• **TASK DESCRIPTION**: Which lines in the records below contain the word "Campaign"? Copy each one.

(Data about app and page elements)
---*---
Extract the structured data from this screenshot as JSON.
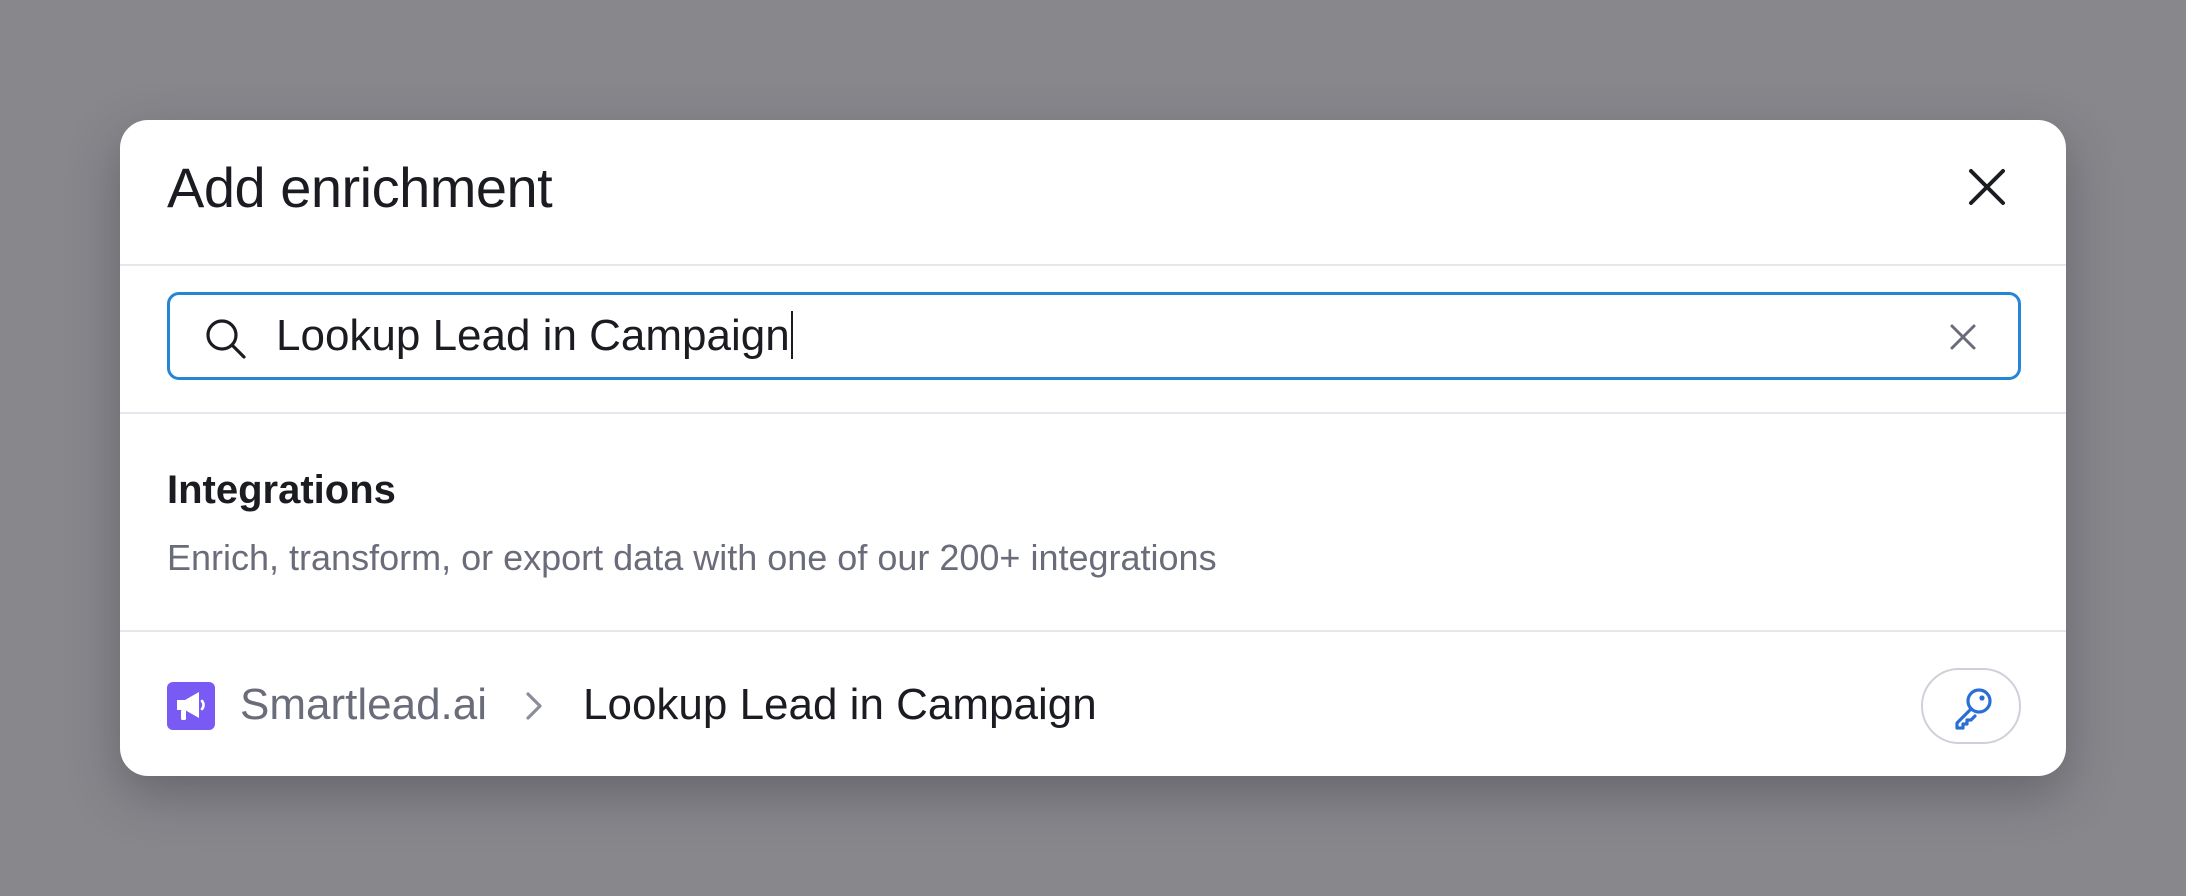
{
  "modal": {
    "title": "Add enrichment",
    "close_icon": "close-icon"
  },
  "search": {
    "value": "Lookup Lead in Campaign",
    "icon": "search-icon",
    "clear_icon": "clear-icon"
  },
  "integrations": {
    "title": "Integrations",
    "subtitle": "Enrich, transform, or export data with one of our 200+ integrations"
  },
  "result": {
    "app_name": "Smartlead.ai",
    "action_name": "Lookup Lead in Campaign",
    "app_icon": "megaphone-icon",
    "separator_icon": "chevron-right-icon",
    "auth_icon": "key-icon",
    "app_color": "#7a5af5"
  },
  "colors": {
    "backdrop": "#88878c",
    "accent": "#2785d6",
    "text_primary": "#1b1c22",
    "text_secondary": "#6a6c7a"
  }
}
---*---
• **WRITTEN SOLUTION**:
    "value": "Lookup Lead in Campaign",
    "action_name": "Lookup Lead in Campaign",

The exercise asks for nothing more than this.